Smith and Cross's research has also had direct impact on public advocacy around biofuels and solar photovoltaics. Smith worked with Practical Action and ActionAid to help establish public awareness of the political economy of biofuels before it was generally recognized that they might be socially, politically and environmentally problematic, and has fed into pressure on the EU to reduce biofuel blending targets (5.2). In 2011-12 Cross worked with the SVTC and the Dutch Centre for Research on Multinationals to establish Good Solar, an international network aimed at bringing together social, labour, and environmental activists to strengthen regulatory mechanisms in the global photovoltaic supply chain, which represents one of the first — if not the first — attempt to facilitate civil society networking, information exchange, capacity building and joint strategy-making at the level of solar supply chains (5.10).

Sources to corroborate the impact

PDFs of all web links are available at www.wiki.ed.ac.uk/display/REF2014REF3B/UoA+24

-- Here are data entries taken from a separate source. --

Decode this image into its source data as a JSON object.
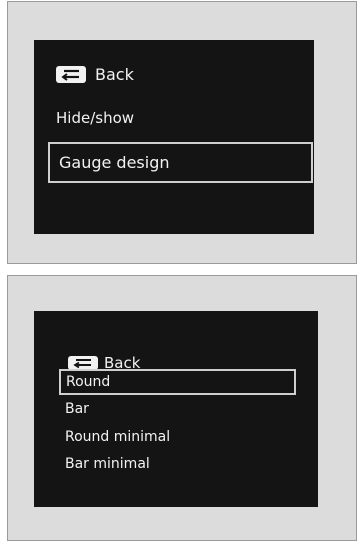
{
  "panel_1": {
    "back_label": "Back",
    "items": [
      "Hide/show",
      "Gauge design"
    ],
    "selected": "Gauge design"
  },
  "panel_2": {
    "back_label": "Back",
    "items": [
      "Round",
      "Bar",
      "Round minimal",
      "Bar minimal"
    ],
    "selected": "Round"
  },
  "icons": {
    "back": "back-arrow-icon"
  },
  "colors": {
    "screen_background": "#141414",
    "text": "#f2f2f2",
    "selection_border": "#cfcfcf",
    "panel_background": "#dcdcdc"
  }
}
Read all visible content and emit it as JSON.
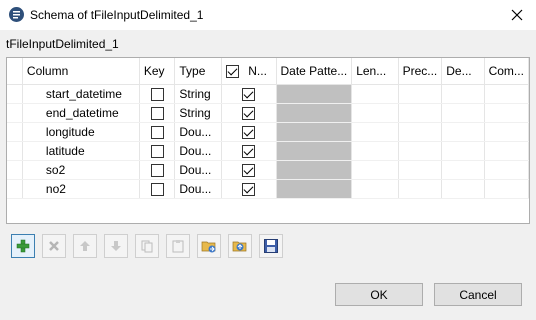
{
  "window": {
    "title": "Schema of tFileInputDelimited_1",
    "subtitle": "tFileInputDelimited_1"
  },
  "grid": {
    "columns": [
      "Column",
      "Key",
      "Type",
      "N...",
      "Date Patte...",
      "Len...",
      "Prec...",
      "De...",
      "Com..."
    ],
    "rows": [
      {
        "column": "start_datetime",
        "key": false,
        "type": "String",
        "nullable": true
      },
      {
        "column": "end_datetime",
        "key": false,
        "type": "String",
        "nullable": true
      },
      {
        "column": "longitude",
        "key": false,
        "type": "Dou...",
        "nullable": true
      },
      {
        "column": "latitude",
        "key": false,
        "type": "Dou...",
        "nullable": true
      },
      {
        "column": "so2",
        "key": false,
        "type": "Dou...",
        "nullable": true
      },
      {
        "column": "no2",
        "key": false,
        "type": "Dou...",
        "nullable": true
      }
    ]
  },
  "toolbar": {
    "buttons": [
      "add-icon",
      "delete-icon",
      "move-up-icon",
      "move-down-icon",
      "copy-icon",
      "paste-icon",
      "import-icon",
      "export-icon",
      "save-icon"
    ]
  },
  "buttons": {
    "ok": "OK",
    "cancel": "Cancel"
  }
}
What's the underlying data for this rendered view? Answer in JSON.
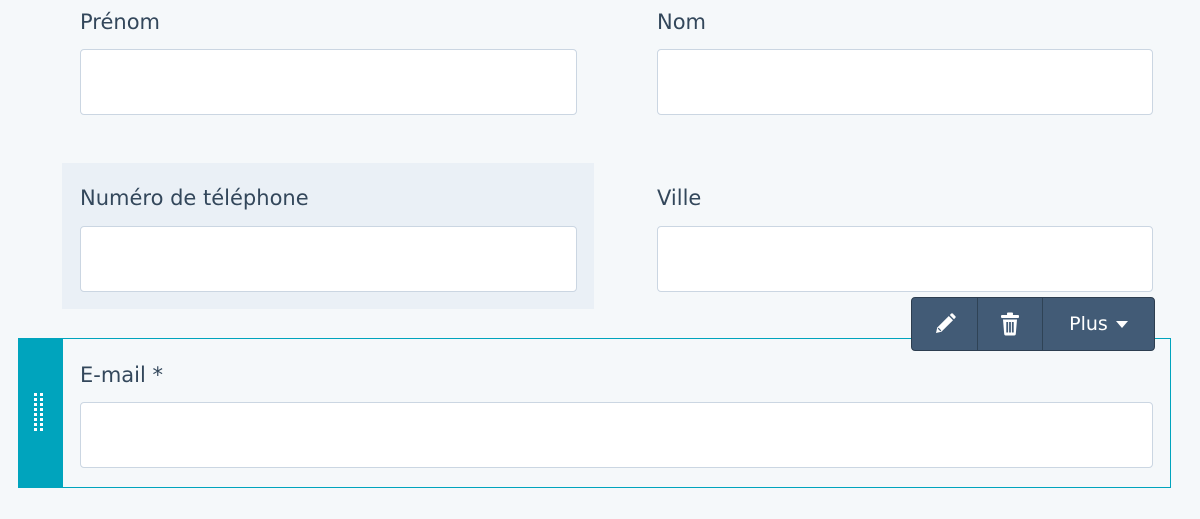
{
  "fields": {
    "prenom": {
      "label": "Prénom",
      "value": ""
    },
    "nom": {
      "label": "Nom",
      "value": ""
    },
    "telephone": {
      "label": "Numéro de téléphone",
      "value": ""
    },
    "ville": {
      "label": "Ville",
      "value": ""
    },
    "email": {
      "label": "E-mail *",
      "value": ""
    }
  },
  "toolbar": {
    "edit_icon": "pencil-icon",
    "delete_icon": "trash-icon",
    "more_label": "Plus",
    "more_icon": "caret-down-icon"
  },
  "colors": {
    "background": "#f5f8fa",
    "hover": "#eaf0f6",
    "accent": "#00a4bd",
    "toolbar": "#425b76",
    "text": "#33475b",
    "input_border": "#cbd6e2"
  }
}
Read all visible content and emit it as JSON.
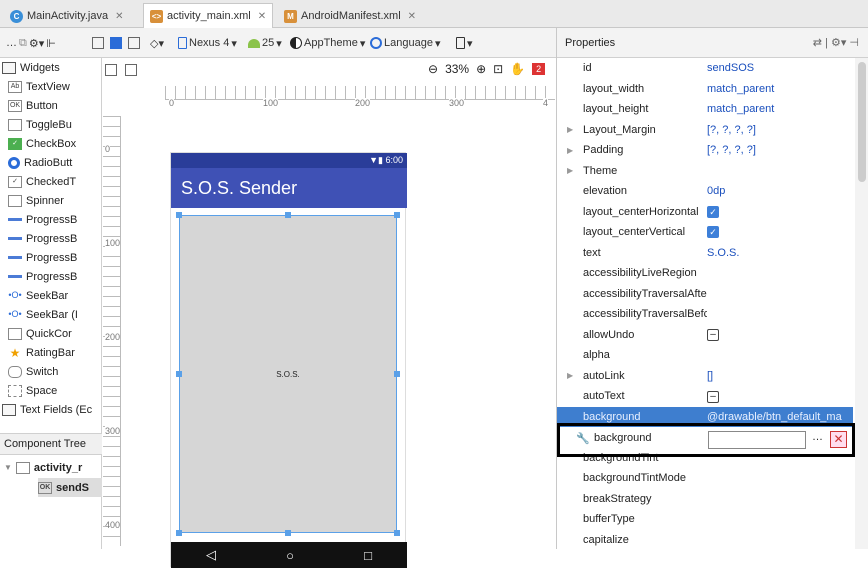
{
  "tabs": [
    {
      "label": "MainActivity.java",
      "icon": "java-class-icon"
    },
    {
      "label": "activity_main.xml",
      "icon": "layout-xml-icon"
    },
    {
      "label": "AndroidManifest.xml",
      "icon": "manifest-xml-icon"
    }
  ],
  "toolbar": {
    "device": "Nexus 4",
    "api": "25",
    "theme": "AppTheme",
    "language": "Language",
    "zoom": "33%",
    "badge": "2"
  },
  "ruler": {
    "h": [
      "0",
      "100",
      "200",
      "300",
      "4"
    ],
    "v": [
      "0",
      "100",
      "200",
      "300",
      "400"
    ]
  },
  "palette": {
    "category": "Widgets",
    "items": [
      {
        "label": "TextView",
        "icon": "Ab"
      },
      {
        "label": "Button",
        "icon": "OK"
      },
      {
        "label": "ToggleBu",
        "icon": ""
      },
      {
        "label": "CheckBox",
        "icon": "✓"
      },
      {
        "label": "RadioButt",
        "icon": ""
      },
      {
        "label": "CheckedT",
        "icon": "✓"
      },
      {
        "label": "Spinner",
        "icon": ""
      },
      {
        "label": "ProgressB",
        "icon": ""
      },
      {
        "label": "ProgressB",
        "icon": ""
      },
      {
        "label": "ProgressB",
        "icon": ""
      },
      {
        "label": "ProgressB",
        "icon": ""
      },
      {
        "label": "SeekBar",
        "icon": ""
      },
      {
        "label": "SeekBar (I",
        "icon": ""
      },
      {
        "label": "QuickCor",
        "icon": ""
      },
      {
        "label": "RatingBar",
        "icon": ""
      },
      {
        "label": "Switch",
        "icon": ""
      },
      {
        "label": "Space",
        "icon": ""
      }
    ],
    "category2": "Text Fields (Ec"
  },
  "component_tree": {
    "title": "Component Tree",
    "root": "activity_r",
    "child": "sendS"
  },
  "phone": {
    "status": "6:00",
    "app_title": "S.O.S. Sender",
    "button_text": "S.O.S."
  },
  "properties": {
    "title": "Properties",
    "rows": [
      {
        "name": "id",
        "value": "sendSOS"
      },
      {
        "name": "layout_width",
        "value": "match_parent"
      },
      {
        "name": "layout_height",
        "value": "match_parent"
      },
      {
        "name": "Layout_Margin",
        "value": "[?, ?, ?, ?]",
        "expand": true
      },
      {
        "name": "Padding",
        "value": "[?, ?, ?, ?]",
        "expand": true
      },
      {
        "name": "Theme",
        "value": "",
        "expand": true
      },
      {
        "name": "elevation",
        "value": "0dp"
      },
      {
        "name": "layout_centerHorizontal",
        "value": "",
        "check": true
      },
      {
        "name": "layout_centerVertical",
        "value": "",
        "check": true
      },
      {
        "name": "text",
        "value": "S.O.S."
      },
      {
        "name": "accessibilityLiveRegion",
        "value": ""
      },
      {
        "name": "accessibilityTraversalAfte",
        "value": ""
      },
      {
        "name": "accessibilityTraversalBefc",
        "value": ""
      },
      {
        "name": "allowUndo",
        "value": "",
        "minus": true
      },
      {
        "name": "alpha",
        "value": ""
      },
      {
        "name": "autoLink",
        "value": "[]",
        "expand": true
      },
      {
        "name": "autoText",
        "value": "",
        "minus": true
      },
      {
        "name": "background",
        "value": "@drawable/btn_default_ma",
        "selected": true
      },
      {
        "name": "background",
        "value": "",
        "editor": true
      },
      {
        "name": "backgroundTint",
        "value": ""
      },
      {
        "name": "backgroundTintMode",
        "value": ""
      },
      {
        "name": "breakStrategy",
        "value": ""
      },
      {
        "name": "bufferType",
        "value": ""
      },
      {
        "name": "capitalize",
        "value": ""
      }
    ]
  },
  "colors": {
    "accent": "#3f51b5",
    "status": "#2a3d99",
    "selected": "#3e7ecf"
  }
}
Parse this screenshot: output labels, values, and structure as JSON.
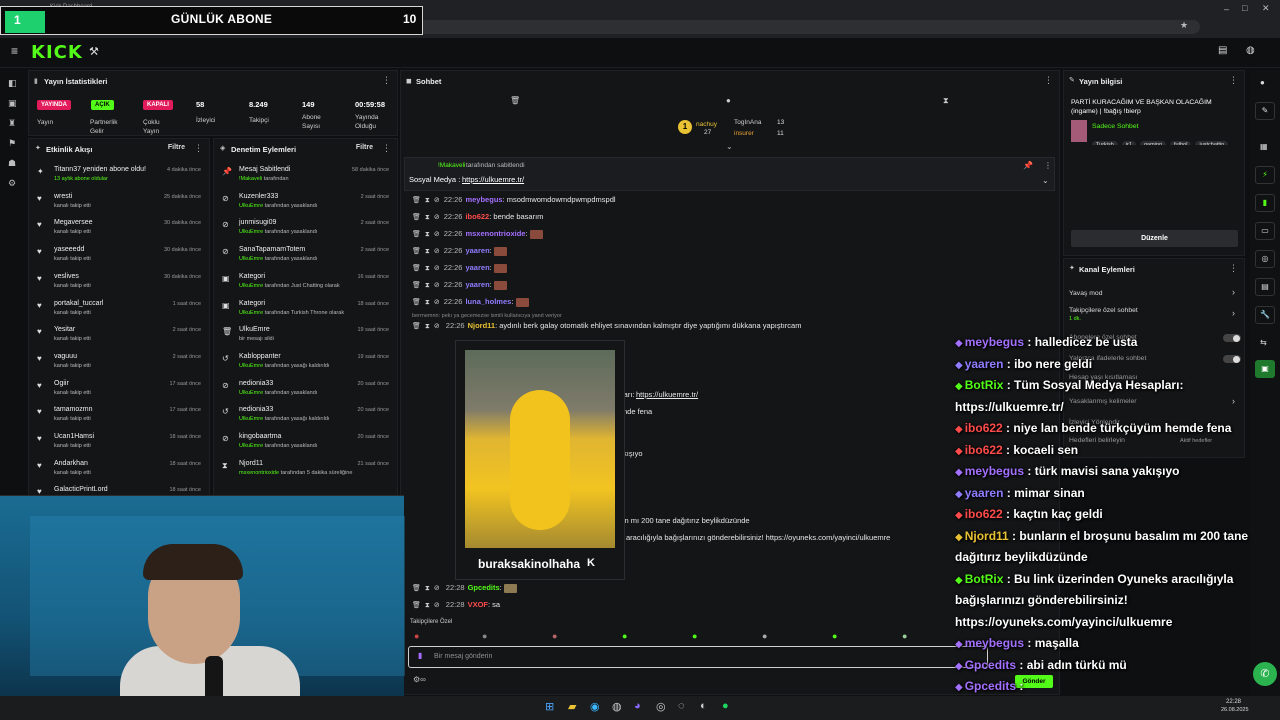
{
  "browser": {
    "tab_title": "Kick Dashboard",
    "url": "https://dashboard.kick.com/stream"
  },
  "overlay_sub": {
    "left_num": "1",
    "title": "GÜNLÜK ABONE",
    "count": "10"
  },
  "stats": {
    "header": "Yayın İstatistikleri",
    "live_badge": "YAYINDA",
    "open_badge": "AÇIK",
    "closed_badge": "KAPALI",
    "stream_label": "Yayın",
    "partner_label": "Partnerlik Gelir",
    "multi_label": "Çoklu Yayın",
    "viewers_value": "58",
    "viewers_label": "İzleyici",
    "followers_value": "8.249",
    "followers_label": "Takipçi",
    "subs_value": "149",
    "subs_label": "Abone Sayısı",
    "duration_value": "00:59:58",
    "duration_label": "Yayında Olduğu"
  },
  "activity": {
    "header": "Etkinlik Akışı",
    "filter": "Filtre",
    "items": [
      {
        "name": "Titann37 yeniden abone oldu!",
        "sub": "13 aylık abone oldular",
        "time": "4 dakika önce"
      },
      {
        "name": "wresti",
        "sub": "kanalı takip etti",
        "time": "25 dakika önce"
      },
      {
        "name": "Megaversee",
        "sub": "kanalı takip etti",
        "time": "30 dakika önce"
      },
      {
        "name": "yaseeedd",
        "sub": "kanalı takip etti",
        "time": "30 dakika önce"
      },
      {
        "name": "veslives",
        "sub": "kanalı takip etti",
        "time": "30 dakika önce"
      },
      {
        "name": "portakal_tuccarl",
        "sub": "kanalı takip etti",
        "time": "1 saat önce"
      },
      {
        "name": "Yesitar",
        "sub": "kanalı takip etti",
        "time": "2 saat önce"
      },
      {
        "name": "vaguuu",
        "sub": "kanalı takip etti",
        "time": "2 saat önce"
      },
      {
        "name": "Ogiir",
        "sub": "kanalı takip etti",
        "time": "17 saat önce"
      },
      {
        "name": "tamamozmn",
        "sub": "kanalı takip etti",
        "time": "17 saat önce"
      },
      {
        "name": "Ucan1Hamsi",
        "sub": "kanalı takip etti",
        "time": "18 saat önce"
      },
      {
        "name": "Andarkhan",
        "sub": "kanalı takip etti",
        "time": "18 saat önce"
      },
      {
        "name": "GalacticPrintLord",
        "sub": "",
        "time": "18 saat önce"
      }
    ]
  },
  "mod": {
    "header": "Denetim Eylemleri",
    "filter": "Filtre",
    "items": [
      {
        "name": "Mesaj Sabitlendi",
        "actor": "!Makaveli",
        "sub": "tarafından",
        "time": "58 dakika önce"
      },
      {
        "name": "Kuzenler333",
        "actor": "UlkuEmre",
        "sub": "tarafından yasaklandı",
        "time": "2 saat önce"
      },
      {
        "name": "junmisugi09",
        "actor": "UlkuEmre",
        "sub": "tarafından yasaklandı",
        "time": "2 saat önce"
      },
      {
        "name": "SanaTapamamTotem",
        "actor": "UlkuEmre",
        "sub": "tarafından yasaklandı",
        "time": "2 saat önce"
      },
      {
        "name": "Kategori",
        "actor": "UlkuEmre",
        "sub": "tarafından Just Chatting olarak",
        "time": "16 saat önce"
      },
      {
        "name": "Kategori",
        "actor": "UlkuEmre",
        "sub": "tarafından Turkish Throne olarak",
        "time": "18 saat önce"
      },
      {
        "name": "UlkuEmre",
        "actor": "",
        "sub": "bir mesajı sildi",
        "time": "19 saat önce"
      },
      {
        "name": "Kabloppanter",
        "actor": "UlkuEmre",
        "sub": "tarafından yasağı kaldırıldı",
        "time": "19 saat önce"
      },
      {
        "name": "nedionia33",
        "actor": "UlkuEmre",
        "sub": "tarafından yasaklandı",
        "time": "20 saat önce"
      },
      {
        "name": "nedionia33",
        "actor": "UlkuEmre",
        "sub": "tarafından yasağı kaldırıldı",
        "time": "20 saat önce"
      },
      {
        "name": "kingobaartma",
        "actor": "UlkuEmre",
        "sub": "tarafından yasaklandı",
        "time": "20 saat önce"
      },
      {
        "name": "Njord11",
        "actor": "msxenontrioxide",
        "sub": "tarafından 5 dakika süreliğine",
        "time": "21 saat önce"
      }
    ]
  },
  "chat": {
    "header": "Sohbet",
    "top_users": [
      {
        "name": "nachuy",
        "value": "27"
      },
      {
        "name": "TogInAna",
        "value": "13"
      },
      {
        "name": "insurer",
        "value": "11"
      }
    ],
    "pinned_by": "!Makaveli",
    "pinned_suffix": "tarafından sabitlendi",
    "pinned_text": "Sosyal Medya :",
    "pinned_link": "https://ulkuemre.tr/",
    "messages": [
      {
        "time": "22:26",
        "user": "meybegus",
        "text": ": msodmwomdowmdpwmpdmspdl",
        "color": "#a370ff"
      },
      {
        "time": "22:26",
        "user": "ibo622",
        "text": ": bende basarım",
        "color": "#ff4b4b"
      },
      {
        "time": "22:26",
        "user": "msxenontrioxide",
        "text": ":",
        "color": "#a370ff"
      },
      {
        "time": "22:26",
        "user": "yaaren",
        "text": ":",
        "color": "#8f7dff"
      },
      {
        "time": "22:26",
        "user": "yaaren",
        "text": ":",
        "color": "#8f7dff"
      },
      {
        "time": "22:26",
        "user": "yaaren",
        "text": ":",
        "color": "#8f7dff"
      },
      {
        "time": "22:26",
        "user": "luna_holmes",
        "text": ":",
        "color": "#8f7dff"
      }
    ],
    "reply_context": "berrnemnn: pekı ya gecemezse ismili kullanıcıya yanıt veriyor",
    "njord_time": "22:26",
    "njord_user": "Njord11",
    "njord_text": ": aydınlı berk galay otomatik ehliyet sınavından kalmıştır diye yaptığımı dükkana yapıştırcam",
    "hidden_fragments": {
      "link": "ları:",
      "link_url": "https://ulkuemre.tr/",
      "f1": "nde fena",
      "f2": "kışıyo",
      "f3": "rn mı 200 tane dağıtırız beylikdüzünde",
      "f4": "aracılığıyla bağışlarınızı gönderebilirsiniz! https://oyuneks.com/yayinci/ulkuemre"
    },
    "gp_time": "22:28",
    "gp_user": "Gpcedits",
    "vx_time": "22:28",
    "vx_user": "VXOF",
    "vx_text": ": sa",
    "emote_name": "buraksakinolhaha",
    "followers_only": "Takipçilere Özel",
    "input_placeholder": "Bir mesaj gönderin",
    "send_label": "Gönder"
  },
  "stream_info": {
    "header": "Yayın bilgisi",
    "title": "PARTİ KURACAĞIM VE BAŞKAN OLACAĞIM (ingame) | !bağış !bierp",
    "mode": "Sadece Sohbet",
    "tags": [
      "Turkish",
      "ir1",
      "gaming",
      "futbol",
      "justchattin"
    ],
    "edit_label": "Düzenle"
  },
  "channel_actions": {
    "header": "Kanal Eylemleri",
    "slow_mode": "Yavaş mod",
    "followers_chat": "Takipçilere özel sohbet",
    "followers_chat_sub": "1 dk.",
    "subs_chat": "Abonelere özel sohbet",
    "emotes_chat": "Yalnızca ifadelerle sohbet",
    "account_age": "Hesap yaşı kısıtlaması",
    "banned_words": "Yasaklanmış kelimeler",
    "viewer_auth": "İzleyici Yönlendir",
    "goals": "Hedefleri belirleyin",
    "goals_sub": "Aktif hedefler"
  },
  "overlay_chat": [
    {
      "user": "meybegus",
      "text": " : halledicez be usta",
      "color": "#a370ff"
    },
    {
      "user": "yaaren",
      "text": " : ibo nere geldi",
      "color": "#8f7dff"
    },
    {
      "user": "BotRix",
      "text": " : Tüm Sosyal Medya Hesapları:",
      "color": "#53fc18"
    },
    {
      "user": "",
      "text": "https://ulkuemre.tr/",
      "color": "#ffffff"
    },
    {
      "user": "ibo622",
      "text": " : niye lan bende türkçüyüm hemde fena",
      "color": "#ff4b4b"
    },
    {
      "user": "ibo622",
      "text": " : kocaeli sen",
      "color": "#ff4b4b"
    },
    {
      "user": "meybegus",
      "text": " : türk mavisi sana yakışıyo",
      "color": "#a370ff"
    },
    {
      "user": "yaaren",
      "text": " : mimar sinan",
      "color": "#8f7dff"
    },
    {
      "user": "ibo622",
      "text": " : kaçtın kaç geldi",
      "color": "#ff4b4b"
    },
    {
      "user": "Njord11",
      "text": " : bunların el broşunu basalım mı 200 tane",
      "color": "#e9c234"
    },
    {
      "user": "",
      "text": "dağıtırız beylikdüzünde",
      "color": "#ffffff"
    },
    {
      "user": "BotRix",
      "text": " : Bu link üzerinden Oyuneks aracılığıyla",
      "color": "#53fc18"
    },
    {
      "user": "",
      "text": "bağışlarınızı gönderebilirsiniz!",
      "color": "#ffffff"
    },
    {
      "user": "",
      "text": "https://oyuneks.com/yayinci/ulkuemre",
      "color": "#ffffff"
    },
    {
      "user": "meybegus",
      "text": " : maşalla",
      "color": "#a370ff"
    },
    {
      "user": "Gpcedits",
      "text": " : abi adın türkü mü",
      "color": "#a370ff"
    },
    {
      "user": "Gpcedits",
      "text": " :",
      "color": "#a370ff"
    },
    {
      "user": "VXOF",
      "text": " : sa",
      "color": "#ff4b4b"
    }
  ],
  "taskbar": {
    "time": "22:28",
    "date": "26.08.2025"
  },
  "colors": {
    "accent": "#53fc18",
    "live": "#e21b5a"
  }
}
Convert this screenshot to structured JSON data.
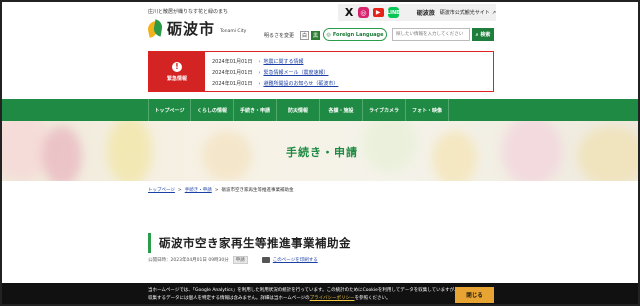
{
  "header": {
    "tagline": "庄川と散居が織りなす花と緑のまち",
    "logo_name": "砺波市",
    "logo_en": "Tonami City",
    "social": {
      "x_icon": "X",
      "instagram_icon": "◎",
      "youtube_icon": "▶",
      "line_icon": "LINE"
    },
    "tourism_logo": "砺波旅",
    "tourism_label": "砺波市公式観光サイト",
    "brightness_label": "明るさを変更",
    "brightness_light": "白",
    "brightness_dark": "黒",
    "foreign_language": "Foreign Language",
    "search_placeholder": "探したい情報を入力してください",
    "search_button": "検索"
  },
  "emergency": {
    "label": "緊急情報",
    "items": [
      {
        "date": "2024年01月01日",
        "title": "地震に関する情報"
      },
      {
        "date": "2024年01月01日",
        "title": "緊急情報メール（震度速報）"
      },
      {
        "date": "2024年01月01日",
        "title": "避難所開設のお知らせ（砺波市）"
      }
    ]
  },
  "nav": [
    "トップページ",
    "くらしの情報",
    "手続き・申請",
    "防災情報",
    "各課・施設",
    "ライブカメラ",
    "フォト・映像"
  ],
  "hero": {
    "title": "手続き・申請"
  },
  "breadcrumb": {
    "home": "トップページ",
    "section": "手続き・申請",
    "current": "砺波市空き家再生等推進事業補助金"
  },
  "page": {
    "title": "砺波市空き家再生等推進事業補助金",
    "published": "公開日時：2023年04月01日 09時30分",
    "badge": "申請",
    "print_label": "このページを印刷する"
  },
  "cookie": {
    "line1": "当ホームページでは、「Google Analytics」を利用した利用状況の統計を行っています。この統計のためにCookieを利用してデータを収集していますが、",
    "line2a": "収集するデータには個人を特定する情報は含みません。詳細は当ホームページの",
    "privacy_link": "プライバシーポリシー",
    "line2b": "を参照ください。",
    "close_button": "閉じる"
  },
  "colors": {
    "primary_green": "#1f8a43",
    "alert_red": "#d42323",
    "cookie_button": "#e8a432"
  }
}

5.1 Letter from DfID, corroborating Smith's role in forming multi-stakeholder policy working groups, Kenya National Biofuel Policy and improving clean energy access. Provider is a reporter on the process of impact.

5.2 `EU Parliament vote on biofuels'. Nuffield Council on Bioethics Press Release, 11 July 2013. Corroborating impact of Nuffield Report on EU policy, http://www.nuffieldbioethics.org/news/eu-parliament-vote-biofuels

5.3 Spreadsheet of PISCES quantitative impacts based on PISCES partners' African Centre of Technology Studies, Kenya, Practical Action, MS Swaminathan Research Foundation, India, and the University of Dar es Salaam, Tanzania. Corroborating calculations on clean PISCES impact on clean energy take up. Available from

5.4 Microloan Foundation announcement on project. Corroborating Smith and Cross's involvement in project, http://www.microloanfoundation.org.uk/what-we-do/news/13-03-18/MicroLoan_wins_grant_from_Scottish_Government_s_Malawi_Development_Programme.aspx

5.5 Letter from the Director of Research at the African Centre of Technology Studies Institute in Nairobi, corroborating Smith's contribution to capacity building around energy and technology innovation. Provider is a participant in impact process.

5.6 Report published by FAO: Practical Action. Small-Scale Bioenergy Initiatives: Brief description and preliminary lessons on livelihood impacts2028from case studies in Asia, Latin America and Africa, ftp://ftp.fao.org/docrep/fao/011/aj991e/aj991e.pdf

5.7 Letter from Chair of Nuffield Biofuels Report, corroborating Smith's contribution to report.

5.8 `UK Government sets out `bioenergy principles''. Nuffield Council on Bioethics, Press Release, 3 May 2012. Corroborating Nuffield Bioefuels Report's impact on UK Government's Bioenergy Strategy, http://www.nuffieldbioethics.org/news/uk-government-sets-out-%E2%80%98bioenergy-principles%E2%80%99

5.9 Website Analytics, available from

5.10 SOMO Annual Report 2012, http://somo.nl/publications-en/Publication_3949

5.11 PISCES report on Stakeholder participation. Corroborating PISCES involvement in training practitioners, available at www.wiki.ed.ac.uk/pages/editpage.action?pageId=175640392.